INSTRUCTIONS FOR THE TASK >> Go through the entries below and copy each line containing the word "needed".

TASK DATA >>
'''
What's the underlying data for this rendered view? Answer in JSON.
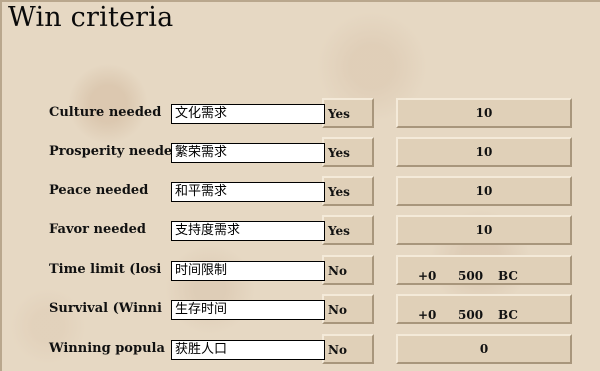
{
  "window": {
    "title": "Win criteria"
  },
  "criteria": [
    {
      "label": "Culture needed",
      "overlay": "文化需求",
      "toggle": "Yes",
      "value": "10"
    },
    {
      "label": "Prosperity neede",
      "overlay": "繁荣需求",
      "toggle": "Yes",
      "value": "10"
    },
    {
      "label": "Peace needed",
      "overlay": "和平需求",
      "toggle": "Yes",
      "value": "10"
    },
    {
      "label": "Favor needed",
      "overlay": "支持度需求",
      "toggle": "Yes",
      "value": "10"
    },
    {
      "label": "Time limit (losi",
      "overlay": "时间限制",
      "toggle": "No",
      "offset": "+0",
      "year": "500",
      "era": "BC"
    },
    {
      "label": "Survival (Winni",
      "overlay": "生存时间",
      "toggle": "No",
      "offset": "+0",
      "year": "500",
      "era": "BC"
    },
    {
      "label": "Winning popula",
      "overlay": "获胜人口",
      "toggle": "No",
      "value": "0"
    }
  ]
}
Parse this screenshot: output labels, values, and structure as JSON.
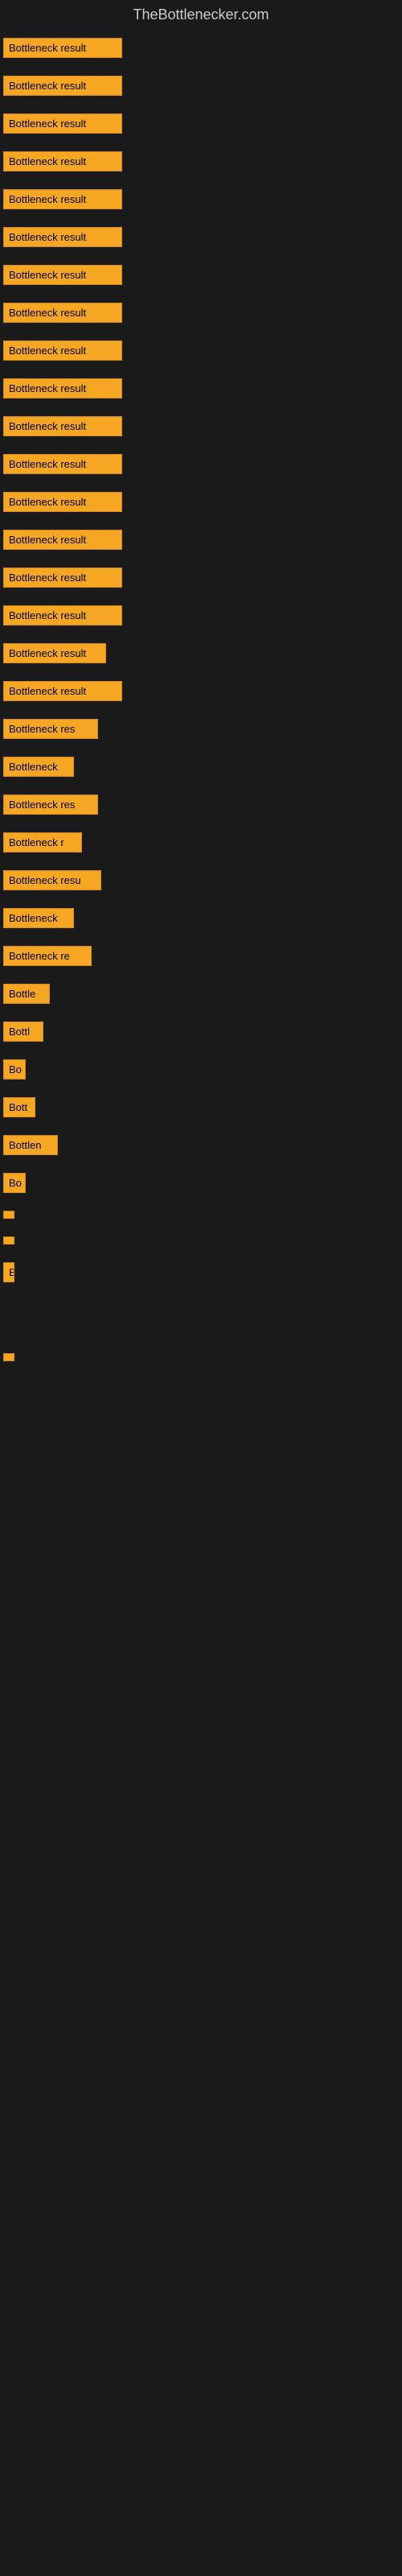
{
  "site": {
    "title": "TheBottlenecker.com"
  },
  "bars": [
    {
      "label": "Bottleneck result",
      "width": 148
    },
    {
      "label": "Bottleneck result",
      "width": 148
    },
    {
      "label": "Bottleneck result",
      "width": 148
    },
    {
      "label": "Bottleneck result",
      "width": 148
    },
    {
      "label": "Bottleneck result",
      "width": 148
    },
    {
      "label": "Bottleneck result",
      "width": 148
    },
    {
      "label": "Bottleneck result",
      "width": 148
    },
    {
      "label": "Bottleneck result",
      "width": 148
    },
    {
      "label": "Bottleneck result",
      "width": 148
    },
    {
      "label": "Bottleneck result",
      "width": 148
    },
    {
      "label": "Bottleneck result",
      "width": 148
    },
    {
      "label": "Bottleneck result",
      "width": 148
    },
    {
      "label": "Bottleneck result",
      "width": 148
    },
    {
      "label": "Bottleneck result",
      "width": 148
    },
    {
      "label": "Bottleneck result",
      "width": 148
    },
    {
      "label": "Bottleneck result",
      "width": 148
    },
    {
      "label": "Bottleneck result",
      "width": 128
    },
    {
      "label": "Bottleneck result",
      "width": 148
    },
    {
      "label": "Bottleneck res",
      "width": 118
    },
    {
      "label": "Bottleneck",
      "width": 88
    },
    {
      "label": "Bottleneck res",
      "width": 118
    },
    {
      "label": "Bottleneck r",
      "width": 98
    },
    {
      "label": "Bottleneck resu",
      "width": 122
    },
    {
      "label": "Bottleneck",
      "width": 88
    },
    {
      "label": "Bottleneck re",
      "width": 110
    },
    {
      "label": "Bottle",
      "width": 58
    },
    {
      "label": "Bottl",
      "width": 50
    },
    {
      "label": "Bo",
      "width": 28
    },
    {
      "label": "Bott",
      "width": 40
    },
    {
      "label": "Bottlen",
      "width": 68
    },
    {
      "label": "Bo",
      "width": 28
    },
    {
      "label": "",
      "width": 6
    },
    {
      "label": "",
      "width": 6
    },
    {
      "label": "B",
      "width": 12
    },
    {
      "label": "",
      "width": 0
    },
    {
      "label": "",
      "width": 0
    },
    {
      "label": "",
      "width": 0
    },
    {
      "label": "",
      "width": 6
    }
  ]
}
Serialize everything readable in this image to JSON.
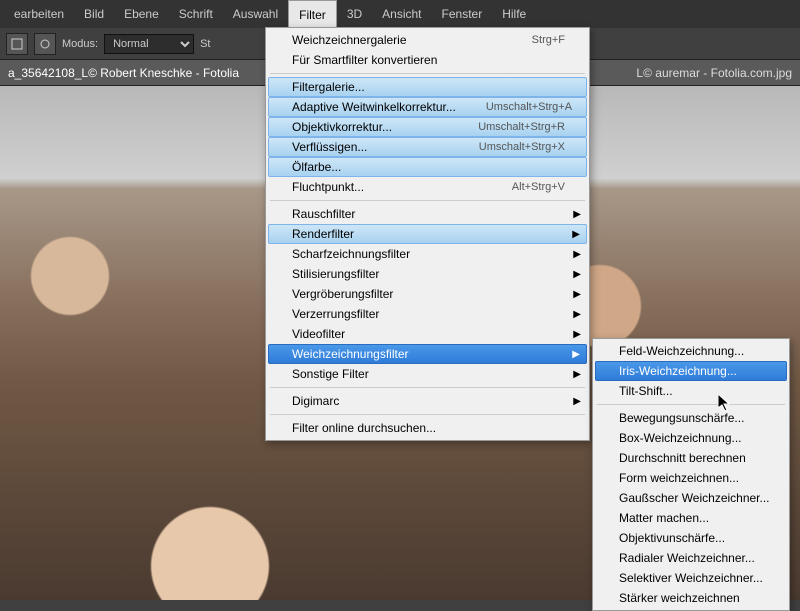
{
  "menubar": [
    "earbeiten",
    "Bild",
    "Ebene",
    "Schrift",
    "Auswahl",
    "Filter",
    "3D",
    "Ansicht",
    "Fenster",
    "Hilfe"
  ],
  "menubar_active": 5,
  "toolbar": {
    "modus_label": "Modus:",
    "modus_value": "Normal",
    "st_label": "St"
  },
  "tabs": [
    "a_35642108_L© Robert Kneschke - Fotolia",
    "L© auremar - Fotolia.com.jpg"
  ],
  "filter_menu": [
    {
      "label": "Weichzeichnergalerie",
      "shortcut": "Strg+F"
    },
    {
      "label": "Für Smartfilter konvertieren"
    },
    {
      "sep": true
    },
    {
      "label": "Filtergalerie...",
      "hl": true
    },
    {
      "label": "Adaptive Weitwinkelkorrektur...",
      "shortcut": "Umschalt+Strg+A",
      "hl": true
    },
    {
      "label": "Objektivkorrektur...",
      "shortcut": "Umschalt+Strg+R",
      "hl": true
    },
    {
      "label": "Verflüssigen...",
      "shortcut": "Umschalt+Strg+X",
      "hl": true
    },
    {
      "label": "Ölfarbe...",
      "hl": true
    },
    {
      "label": "Fluchtpunkt...",
      "shortcut": "Alt+Strg+V"
    },
    {
      "sep": true
    },
    {
      "label": "Rauschfilter",
      "sub": true
    },
    {
      "label": "Renderfilter",
      "sub": true,
      "hl": true
    },
    {
      "label": "Scharfzeichnungsfilter",
      "sub": true
    },
    {
      "label": "Stilisierungsfilter",
      "sub": true
    },
    {
      "label": "Vergröberungsfilter",
      "sub": true
    },
    {
      "label": "Verzerrungsfilter",
      "sub": true
    },
    {
      "label": "Videofilter",
      "sub": true
    },
    {
      "label": "Weichzeichnungsfilter",
      "sub": true,
      "sel": true
    },
    {
      "label": "Sonstige Filter",
      "sub": true
    },
    {
      "sep": true
    },
    {
      "label": "Digimarc",
      "sub": true
    },
    {
      "sep": true
    },
    {
      "label": "Filter online durchsuchen..."
    }
  ],
  "blur_submenu": [
    {
      "label": "Feld-Weichzeichnung..."
    },
    {
      "label": "Iris-Weichzeichnung...",
      "sel": true
    },
    {
      "label": "Tilt-Shift..."
    },
    {
      "sep": true
    },
    {
      "label": "Bewegungsunschärfe..."
    },
    {
      "label": "Box-Weichzeichnung..."
    },
    {
      "label": "Durchschnitt berechnen"
    },
    {
      "label": "Form weichzeichnen..."
    },
    {
      "label": "Gaußscher Weichzeichner..."
    },
    {
      "label": "Matter machen..."
    },
    {
      "label": "Objektivunschärfe..."
    },
    {
      "label": "Radialer Weichzeichner..."
    },
    {
      "label": "Selektiver Weichzeichner..."
    },
    {
      "label": "Stärker weichzeichnen"
    }
  ]
}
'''
EXERCISE ANSWER >>
      "label": "Culture needed",
      "label": "Peace needed",
      "label": "Favor needed",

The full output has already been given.